This is the reason why so many traditional English folk festivals have been changed to ‘world’ music, and once more, unlike Festivals in Scotland and Ireland, indigenous English folk culture has been seriously disadvantaged.
The British cultural oppression that the Celtic peoples suffered is alive and well once again in these islands.
A people and their folk-culture are inseparable.
Wow… And here was me thinking that Celtic Connections rose because of NOT having a folk voice within the ENGLISH media …BBC and otherwise.
I never thought the English were not putting on Scottish acts or their london broadsheets NOT Reviewing the likes of dick Gaughan AND my Robert Burns album because (as my manager was informed) ‘this is JUST a Scottish thing. I am a regular invitee go the BBC folk awards two days after Celtic connections finishes and it struck me many times, how one would think that the amazing collection of music ive just witnessed performed by english/ irish/ welsh/ american/canadian galithian/ french / breton musicians was COMPLETELY Ignored by those NATIONAL Radio two awards. One year ‘someone’ had a word with ‘someone’ and suddenly myself, karine polwart, aly bain, phil cunningham were up for awards.. Karine and ally and phil won something. How cambridge folk fest CONSTANTLY has the support of the BBC when Celtic Conn (the bigger fest) gets ZERO coverage.. And in fact the company that makes the TRANSATLANTIC SESSIONS try EVERYTHING to get National coverage and funding. Always being refused..!!! Man o man how in anyway does that turned into English acts being ignored???? All of us love each other by measure of or playing abilities .. It’s the great leveller.. But this nonsense about poor England when ALL the coverage on our NATIONAL media ignores everything north of the border is ridiculous.

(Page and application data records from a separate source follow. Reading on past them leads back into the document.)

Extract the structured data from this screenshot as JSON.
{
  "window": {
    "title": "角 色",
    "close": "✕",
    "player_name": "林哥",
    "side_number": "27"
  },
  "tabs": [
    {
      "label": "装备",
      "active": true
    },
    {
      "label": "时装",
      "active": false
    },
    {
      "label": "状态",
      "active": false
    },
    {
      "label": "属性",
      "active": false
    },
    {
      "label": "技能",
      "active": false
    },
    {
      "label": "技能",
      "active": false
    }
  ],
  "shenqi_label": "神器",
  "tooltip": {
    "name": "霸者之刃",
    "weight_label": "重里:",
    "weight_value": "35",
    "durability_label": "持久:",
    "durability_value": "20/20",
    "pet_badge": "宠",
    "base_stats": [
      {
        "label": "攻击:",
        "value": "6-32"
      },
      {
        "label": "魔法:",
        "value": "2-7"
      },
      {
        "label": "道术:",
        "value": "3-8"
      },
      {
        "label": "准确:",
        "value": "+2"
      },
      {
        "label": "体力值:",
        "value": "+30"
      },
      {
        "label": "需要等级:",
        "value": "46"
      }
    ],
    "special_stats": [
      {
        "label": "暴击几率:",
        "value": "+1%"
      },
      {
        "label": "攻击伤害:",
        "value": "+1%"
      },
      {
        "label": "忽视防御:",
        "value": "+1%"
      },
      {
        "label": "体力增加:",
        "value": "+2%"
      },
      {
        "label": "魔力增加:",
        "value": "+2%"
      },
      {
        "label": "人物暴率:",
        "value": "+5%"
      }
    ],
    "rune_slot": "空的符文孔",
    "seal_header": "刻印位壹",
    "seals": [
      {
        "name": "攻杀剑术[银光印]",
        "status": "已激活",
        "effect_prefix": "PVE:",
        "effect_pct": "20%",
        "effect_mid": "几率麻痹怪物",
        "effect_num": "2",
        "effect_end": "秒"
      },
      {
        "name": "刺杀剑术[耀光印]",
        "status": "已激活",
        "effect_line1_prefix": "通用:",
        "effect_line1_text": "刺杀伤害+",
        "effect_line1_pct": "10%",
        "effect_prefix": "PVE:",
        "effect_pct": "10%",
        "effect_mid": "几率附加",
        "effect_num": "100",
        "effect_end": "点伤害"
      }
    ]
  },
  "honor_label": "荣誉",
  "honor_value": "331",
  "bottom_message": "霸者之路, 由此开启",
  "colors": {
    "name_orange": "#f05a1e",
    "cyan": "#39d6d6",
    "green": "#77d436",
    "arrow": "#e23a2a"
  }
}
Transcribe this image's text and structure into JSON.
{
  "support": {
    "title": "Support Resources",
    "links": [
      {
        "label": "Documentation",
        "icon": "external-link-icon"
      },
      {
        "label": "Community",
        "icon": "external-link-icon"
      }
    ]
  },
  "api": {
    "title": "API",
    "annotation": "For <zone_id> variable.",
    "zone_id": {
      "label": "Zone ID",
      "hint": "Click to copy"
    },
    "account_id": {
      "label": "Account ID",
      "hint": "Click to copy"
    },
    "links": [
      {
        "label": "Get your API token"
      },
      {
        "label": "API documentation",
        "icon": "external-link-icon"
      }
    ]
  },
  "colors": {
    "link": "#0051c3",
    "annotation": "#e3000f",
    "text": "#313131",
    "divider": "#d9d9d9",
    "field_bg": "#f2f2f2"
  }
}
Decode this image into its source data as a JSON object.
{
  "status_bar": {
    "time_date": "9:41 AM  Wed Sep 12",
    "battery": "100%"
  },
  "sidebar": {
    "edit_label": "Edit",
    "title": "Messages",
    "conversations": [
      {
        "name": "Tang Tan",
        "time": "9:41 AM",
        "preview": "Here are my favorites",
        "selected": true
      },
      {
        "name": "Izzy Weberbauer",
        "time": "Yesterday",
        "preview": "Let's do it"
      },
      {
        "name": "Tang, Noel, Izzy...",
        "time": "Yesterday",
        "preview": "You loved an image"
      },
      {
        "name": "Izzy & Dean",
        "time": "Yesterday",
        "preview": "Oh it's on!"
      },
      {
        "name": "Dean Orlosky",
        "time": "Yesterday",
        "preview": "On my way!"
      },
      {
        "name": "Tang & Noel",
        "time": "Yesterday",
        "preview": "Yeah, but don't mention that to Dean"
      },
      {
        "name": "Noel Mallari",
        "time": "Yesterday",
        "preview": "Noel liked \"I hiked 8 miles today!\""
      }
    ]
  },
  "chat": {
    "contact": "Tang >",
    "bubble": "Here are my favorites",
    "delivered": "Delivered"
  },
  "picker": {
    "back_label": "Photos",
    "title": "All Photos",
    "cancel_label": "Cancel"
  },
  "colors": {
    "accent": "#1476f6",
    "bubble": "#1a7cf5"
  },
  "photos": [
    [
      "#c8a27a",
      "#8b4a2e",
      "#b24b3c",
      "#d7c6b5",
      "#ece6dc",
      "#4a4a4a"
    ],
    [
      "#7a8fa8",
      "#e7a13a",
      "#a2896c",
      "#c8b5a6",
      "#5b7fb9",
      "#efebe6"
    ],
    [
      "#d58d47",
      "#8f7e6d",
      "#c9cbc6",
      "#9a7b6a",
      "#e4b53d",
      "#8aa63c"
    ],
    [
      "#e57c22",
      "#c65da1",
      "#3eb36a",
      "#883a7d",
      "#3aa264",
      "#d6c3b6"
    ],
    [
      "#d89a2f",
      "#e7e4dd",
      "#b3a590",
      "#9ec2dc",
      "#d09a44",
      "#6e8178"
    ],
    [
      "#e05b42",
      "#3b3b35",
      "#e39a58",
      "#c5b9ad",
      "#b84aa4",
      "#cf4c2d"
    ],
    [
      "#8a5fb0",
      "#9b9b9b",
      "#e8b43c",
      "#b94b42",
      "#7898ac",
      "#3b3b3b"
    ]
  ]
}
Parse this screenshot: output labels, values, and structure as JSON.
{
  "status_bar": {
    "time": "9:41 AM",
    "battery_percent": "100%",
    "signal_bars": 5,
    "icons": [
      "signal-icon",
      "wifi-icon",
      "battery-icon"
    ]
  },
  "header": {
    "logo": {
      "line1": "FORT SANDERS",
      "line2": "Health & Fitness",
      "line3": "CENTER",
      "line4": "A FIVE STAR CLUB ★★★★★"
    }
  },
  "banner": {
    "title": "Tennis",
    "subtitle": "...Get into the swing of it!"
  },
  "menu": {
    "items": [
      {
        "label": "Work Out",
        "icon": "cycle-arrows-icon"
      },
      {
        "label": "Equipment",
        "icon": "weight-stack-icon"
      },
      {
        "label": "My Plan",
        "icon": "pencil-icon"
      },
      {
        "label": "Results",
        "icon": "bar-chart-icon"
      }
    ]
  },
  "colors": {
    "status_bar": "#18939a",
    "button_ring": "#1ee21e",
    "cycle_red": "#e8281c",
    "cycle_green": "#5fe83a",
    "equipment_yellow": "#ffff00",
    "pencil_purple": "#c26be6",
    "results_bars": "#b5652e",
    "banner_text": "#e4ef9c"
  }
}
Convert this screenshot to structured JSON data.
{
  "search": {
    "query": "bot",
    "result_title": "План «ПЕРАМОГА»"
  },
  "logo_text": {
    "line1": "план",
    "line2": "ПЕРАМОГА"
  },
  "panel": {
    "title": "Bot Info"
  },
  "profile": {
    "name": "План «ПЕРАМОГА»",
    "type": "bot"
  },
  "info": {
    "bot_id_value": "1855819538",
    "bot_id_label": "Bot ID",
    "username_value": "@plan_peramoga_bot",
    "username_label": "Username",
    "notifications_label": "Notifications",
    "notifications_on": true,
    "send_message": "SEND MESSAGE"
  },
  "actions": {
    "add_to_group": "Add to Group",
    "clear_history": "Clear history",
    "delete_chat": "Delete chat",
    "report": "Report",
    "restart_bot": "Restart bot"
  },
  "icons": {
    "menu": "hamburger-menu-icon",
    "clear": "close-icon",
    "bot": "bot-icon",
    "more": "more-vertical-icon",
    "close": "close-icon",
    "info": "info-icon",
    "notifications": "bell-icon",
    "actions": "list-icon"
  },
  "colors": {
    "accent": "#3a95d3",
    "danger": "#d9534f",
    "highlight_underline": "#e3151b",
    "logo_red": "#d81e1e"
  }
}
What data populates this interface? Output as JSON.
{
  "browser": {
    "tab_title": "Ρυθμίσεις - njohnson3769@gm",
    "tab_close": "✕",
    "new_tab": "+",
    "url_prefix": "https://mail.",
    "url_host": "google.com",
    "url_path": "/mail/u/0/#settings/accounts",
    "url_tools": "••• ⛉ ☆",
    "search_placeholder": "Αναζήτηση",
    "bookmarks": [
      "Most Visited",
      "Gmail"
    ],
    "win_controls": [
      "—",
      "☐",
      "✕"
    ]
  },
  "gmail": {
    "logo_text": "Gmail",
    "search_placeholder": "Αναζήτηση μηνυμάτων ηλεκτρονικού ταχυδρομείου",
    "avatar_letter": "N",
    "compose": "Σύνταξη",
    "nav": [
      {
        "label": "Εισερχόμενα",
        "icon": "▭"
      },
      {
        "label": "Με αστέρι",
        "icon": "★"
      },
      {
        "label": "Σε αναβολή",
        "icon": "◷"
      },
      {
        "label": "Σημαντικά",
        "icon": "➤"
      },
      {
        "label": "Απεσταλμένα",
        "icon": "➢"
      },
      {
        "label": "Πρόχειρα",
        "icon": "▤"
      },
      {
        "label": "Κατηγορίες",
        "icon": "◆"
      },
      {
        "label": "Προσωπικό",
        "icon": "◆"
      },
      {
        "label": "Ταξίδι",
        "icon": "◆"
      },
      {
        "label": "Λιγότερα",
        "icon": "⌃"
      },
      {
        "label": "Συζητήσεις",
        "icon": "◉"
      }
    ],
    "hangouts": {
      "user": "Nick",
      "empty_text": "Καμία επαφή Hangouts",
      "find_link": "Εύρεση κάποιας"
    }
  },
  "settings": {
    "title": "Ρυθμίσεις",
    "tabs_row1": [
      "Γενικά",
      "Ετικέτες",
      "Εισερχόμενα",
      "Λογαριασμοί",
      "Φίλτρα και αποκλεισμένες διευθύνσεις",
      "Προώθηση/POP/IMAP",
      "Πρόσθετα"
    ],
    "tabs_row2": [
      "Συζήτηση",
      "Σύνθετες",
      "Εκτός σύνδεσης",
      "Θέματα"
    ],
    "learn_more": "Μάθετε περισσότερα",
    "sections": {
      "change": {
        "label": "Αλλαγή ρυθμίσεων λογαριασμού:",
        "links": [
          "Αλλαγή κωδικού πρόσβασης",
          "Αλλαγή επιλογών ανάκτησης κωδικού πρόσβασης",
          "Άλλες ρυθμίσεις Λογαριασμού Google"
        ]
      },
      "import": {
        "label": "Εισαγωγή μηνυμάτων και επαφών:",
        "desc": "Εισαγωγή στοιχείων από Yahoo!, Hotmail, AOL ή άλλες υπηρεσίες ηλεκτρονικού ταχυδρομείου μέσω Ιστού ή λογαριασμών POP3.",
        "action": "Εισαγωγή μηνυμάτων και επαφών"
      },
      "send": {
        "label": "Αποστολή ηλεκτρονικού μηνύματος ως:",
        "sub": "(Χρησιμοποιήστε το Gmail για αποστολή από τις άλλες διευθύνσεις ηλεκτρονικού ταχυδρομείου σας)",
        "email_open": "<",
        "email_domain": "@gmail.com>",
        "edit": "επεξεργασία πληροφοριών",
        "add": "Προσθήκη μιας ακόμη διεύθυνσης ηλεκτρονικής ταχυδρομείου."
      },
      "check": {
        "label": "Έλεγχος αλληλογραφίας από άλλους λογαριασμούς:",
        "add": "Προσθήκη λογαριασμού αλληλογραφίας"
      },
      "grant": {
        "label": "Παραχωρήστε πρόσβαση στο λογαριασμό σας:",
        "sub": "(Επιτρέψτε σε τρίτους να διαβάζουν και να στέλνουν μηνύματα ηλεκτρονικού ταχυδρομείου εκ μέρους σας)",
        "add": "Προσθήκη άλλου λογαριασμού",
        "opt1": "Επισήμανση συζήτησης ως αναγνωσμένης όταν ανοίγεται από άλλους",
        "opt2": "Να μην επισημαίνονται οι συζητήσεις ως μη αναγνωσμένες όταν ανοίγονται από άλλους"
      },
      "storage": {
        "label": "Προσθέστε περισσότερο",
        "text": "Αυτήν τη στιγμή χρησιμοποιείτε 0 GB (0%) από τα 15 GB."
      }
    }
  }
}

Love in music
Eddi (scots/Irish/English/Prussian descent ) Reader
Eddi – with great respect – there’s far more folk music programming in Scotland by the BBC than in England, and traditional Scottish music has a far higher profile in Scotland than traditional English music has in England. A cursory look at the BBC iPlayer and BBC Alba demonstrates that. There’s comparatively little English folk music on TV and radio in England. This is going to get worse as, with the latest BBC cuts, local radio stations which have done sterling work for English traditional music, will probably get the chop. That the Transatlantic Sessions exists is wonderful, and I look forward to each new series with huge anticipation. What irritates me – given the historical and melodic connections between traditional music in England, Scotland and Ireland and America, is that the Sessions producers have made a conscious decision to omit English music and (with one or two exceptions) English musicians from the mix. This is a series that has a high profile among lovers of traditional music in England, yet excludes the connections between – for example – American and English tunes.
Will (English, Scottish & Irish ancestry) Fly
Very interesting article . My sources tell me that the Carty family were very entertaining when they played as support act to Peggy Seeger in Waterford. I was very impressed with Ralph McTell on a recent bbc4 doc Looking forward to seeing more English folk artists touring here.